Virtual Interviews for the Independent Plastic Surgery Match: A Modern Convenience or a Modern Misrepresentation?

Research paper by Ravinder R Bamba, Neel N Bhagat, Phu C PC Tran, Evan E Westrick, Aladdin H AH Hassanein, William A WA Wooden

Indexed on: 23 Sep '20Published on: 23 Sep '20Published in: Journal of Surgical Education

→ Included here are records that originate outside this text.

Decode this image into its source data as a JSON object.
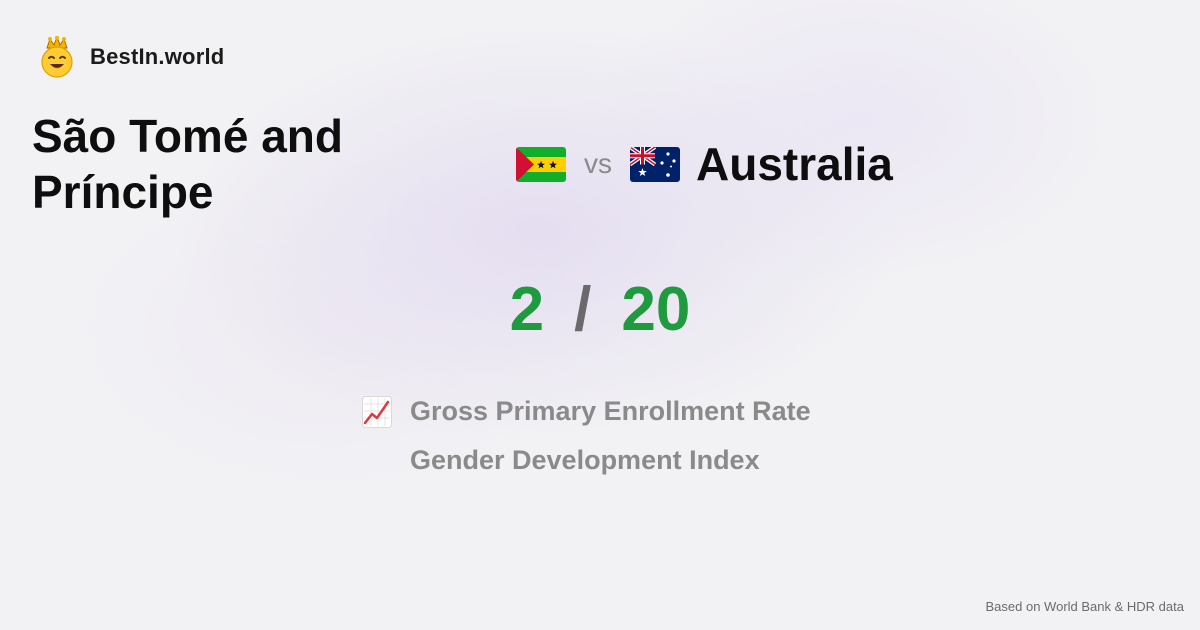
{
  "brand": {
    "name": "BestIn.world",
    "icon": "smiling-face-crown-icon"
  },
  "comparison": {
    "country_a": "São Tomé and Príncipe",
    "country_b": "Australia",
    "vs_label": "vs",
    "flag_a": "sao-tome-principe-flag-icon",
    "flag_b": "australia-flag-icon"
  },
  "score": {
    "value_a": "2",
    "separator": "/",
    "value_b": "20"
  },
  "metric": {
    "icon": "chart-increasing-icon",
    "line1": "Gross Primary Enrollment Rate",
    "line2": "Gender Development Index"
  },
  "footer": {
    "source": "Based on World Bank & HDR data"
  },
  "colors": {
    "score_green": "#1f9a3e",
    "muted_text": "#8a8a8a",
    "background": "#f2f2f4"
  }
}
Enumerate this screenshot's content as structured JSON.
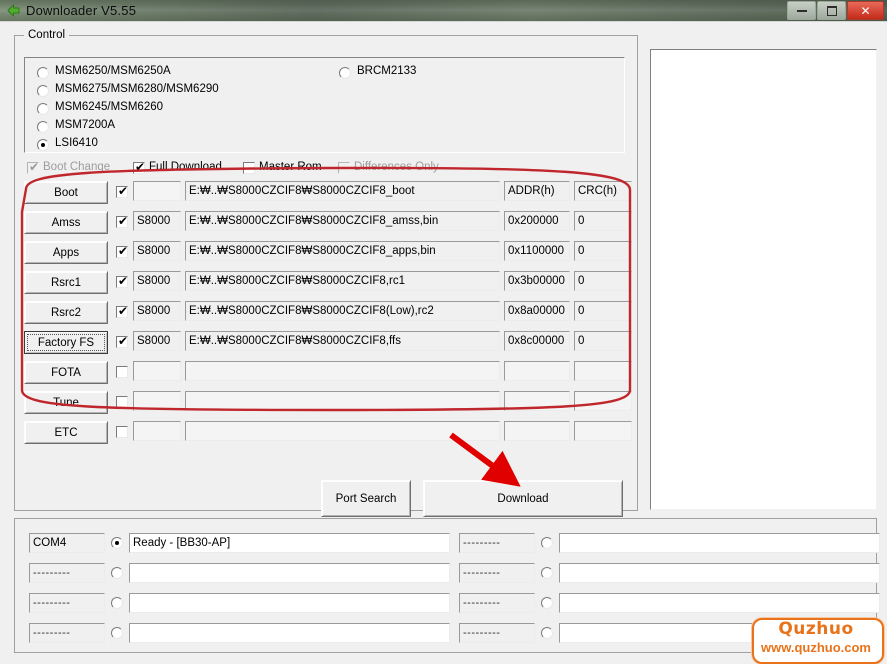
{
  "window": {
    "title": "Downloader V5.55",
    "icon": "green-left-arrow-icon",
    "minimize_label": "–",
    "maximize_label": "□",
    "close_label": "✕"
  },
  "control_group": {
    "legend": "Control",
    "chipsets_left": [
      {
        "label": "MSM6250/MSM6250A",
        "selected": false
      },
      {
        "label": "MSM6275/MSM6280/MSM6290",
        "selected": false
      },
      {
        "label": "MSM6245/MSM6260",
        "selected": false
      },
      {
        "label": "MSM7200A",
        "selected": false
      },
      {
        "label": "LSI6410",
        "selected": true
      }
    ],
    "chipsets_right": [
      {
        "label": "BRCM2133",
        "selected": false
      }
    ]
  },
  "options": [
    {
      "label": "Boot Change",
      "checked": true,
      "disabled": true
    },
    {
      "label": "Full Download",
      "checked": true,
      "disabled": false
    },
    {
      "label": "Master Rom",
      "checked": false,
      "disabled": false
    },
    {
      "label": "Differences Only",
      "checked": false,
      "disabled": true
    }
  ],
  "file_table": {
    "headers": {
      "addr": "ADDR(h)",
      "crc": "CRC(h)"
    },
    "rows": [
      {
        "button": "Boot",
        "checked": true,
        "focused": false,
        "model": "",
        "path": "E:₩..₩S8000CZCIF8₩S8000CZCIF8_boot",
        "addr": "",
        "crc": "",
        "header_row": true
      },
      {
        "button": "Amss",
        "checked": true,
        "focused": false,
        "model": "S8000",
        "path": "E:₩..₩S8000CZCIF8₩S8000CZCIF8_amss,bin",
        "addr": "0x200000",
        "crc": "0",
        "header_row": false
      },
      {
        "button": "Apps",
        "checked": true,
        "focused": false,
        "model": "S8000",
        "path": "E:₩..₩S8000CZCIF8₩S8000CZCIF8_apps,bin",
        "addr": "0x1100000",
        "crc": "0",
        "header_row": false
      },
      {
        "button": "Rsrc1",
        "checked": true,
        "focused": false,
        "model": "S8000",
        "path": "E:₩..₩S8000CZCIF8₩S8000CZCIF8,rc1",
        "addr": "0x3b00000",
        "crc": "0",
        "header_row": false
      },
      {
        "button": "Rsrc2",
        "checked": true,
        "focused": false,
        "model": "S8000",
        "path": "E:₩..₩S8000CZCIF8₩S8000CZCIF8(Low),rc2",
        "addr": "0x8a00000",
        "crc": "0",
        "header_row": false
      },
      {
        "button": "Factory FS",
        "checked": true,
        "focused": true,
        "model": "S8000",
        "path": "E:₩..₩S8000CZCIF8₩S8000CZCIF8,ffs",
        "addr": "0x8c00000",
        "crc": "0",
        "header_row": false
      },
      {
        "button": "FOTA",
        "checked": false,
        "focused": false,
        "model": "",
        "path": "",
        "addr": "",
        "crc": "",
        "header_row": false
      },
      {
        "button": "Tune",
        "checked": false,
        "focused": false,
        "model": "",
        "path": "",
        "addr": "",
        "crc": "",
        "header_row": false
      },
      {
        "button": "ETC",
        "checked": false,
        "focused": false,
        "model": "",
        "path": "",
        "addr": "",
        "crc": "",
        "header_row": false
      }
    ]
  },
  "actions": {
    "port_search": "Port Search",
    "download": "Download"
  },
  "log_panel": {
    "content": ""
  },
  "status": {
    "ports_left": [
      {
        "port": "COM4",
        "selected": true,
        "message": "Ready - [BB30-AP]"
      },
      {
        "port": "---------",
        "selected": false,
        "message": ""
      },
      {
        "port": "---------",
        "selected": false,
        "message": ""
      },
      {
        "port": "---------",
        "selected": false,
        "message": ""
      }
    ],
    "ports_right": [
      {
        "port": "---------",
        "selected": false,
        "message": ""
      },
      {
        "port": "---------",
        "selected": false,
        "message": ""
      },
      {
        "port": "---------",
        "selected": false,
        "message": ""
      },
      {
        "port": "---------",
        "selected": false,
        "message": ""
      }
    ]
  },
  "annotations": {
    "highlight_color": "#c0272d",
    "arrow_color": "#e00000",
    "oval_name": "red-oval-highlight",
    "arrow_name": "red-arrow-pointing-to-download"
  },
  "watermark": {
    "brand": "Quzhuo",
    "url": "www.quzhuo.com",
    "color": "#e8731a"
  }
}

The virtual interview for residency and fellowship applicants has previously been utilized preliminarily in their respective processes. The COVID-19 pandemic forced many programs to switch to a virtual interview process on short notice. In the independent plastic surgery process, which was underway when the pandemic started, applicants had a heterogeneous experience of in-person and virtual interviews. The purpose of this study was to assess if applicants prefer a virtual interview experience to an in-person interview as well as determine if virtual interview applicants had a different opinion of a program compared to the in-person interview applicants. The 2019 to 2020 applicants who interviewed at the Indiana University Independent Plastic Surgery program were administered an anonymous online survey about their interview experience at our program. Our survey response was 60% (18/30). The in-person interview group (n = 10) rated their overall interview experience higher than the virtual interview group (n = 8) 8.8 vs 7.5 (p = 0.0314). The in-person interview group felt they became more acquainted with the program, the faculty, and the residents more than the virtual group (4.7 vs 3.25, p < 0.0001) (4.3 vs 3.25, p = 0.0194) (4.3 vs 2.75, p < 0.0001). The majority of applicants favored in-person interviews (16/18, 88.9%). The in-person interview group spent significantly more money on their interview at our program compared to the virtual interview group ($587 vs $0, p < 0.0001). Our study demonstrated that the virtual interview process was an efficient process for applicants from both a financial and time perspective. However, the virtual interview process left applicants less satisfied with their interview experience. The applicants felt they did not become as acquainted with the program as their in-person counterparts. The virtual interview process may play a large role in residency and fellowship applications in the future, and programs should spend time on how to improve the process. Copyright © 2020 Association of Program Directors in Surgery. Published by Elsevier Inc. All rights reserved.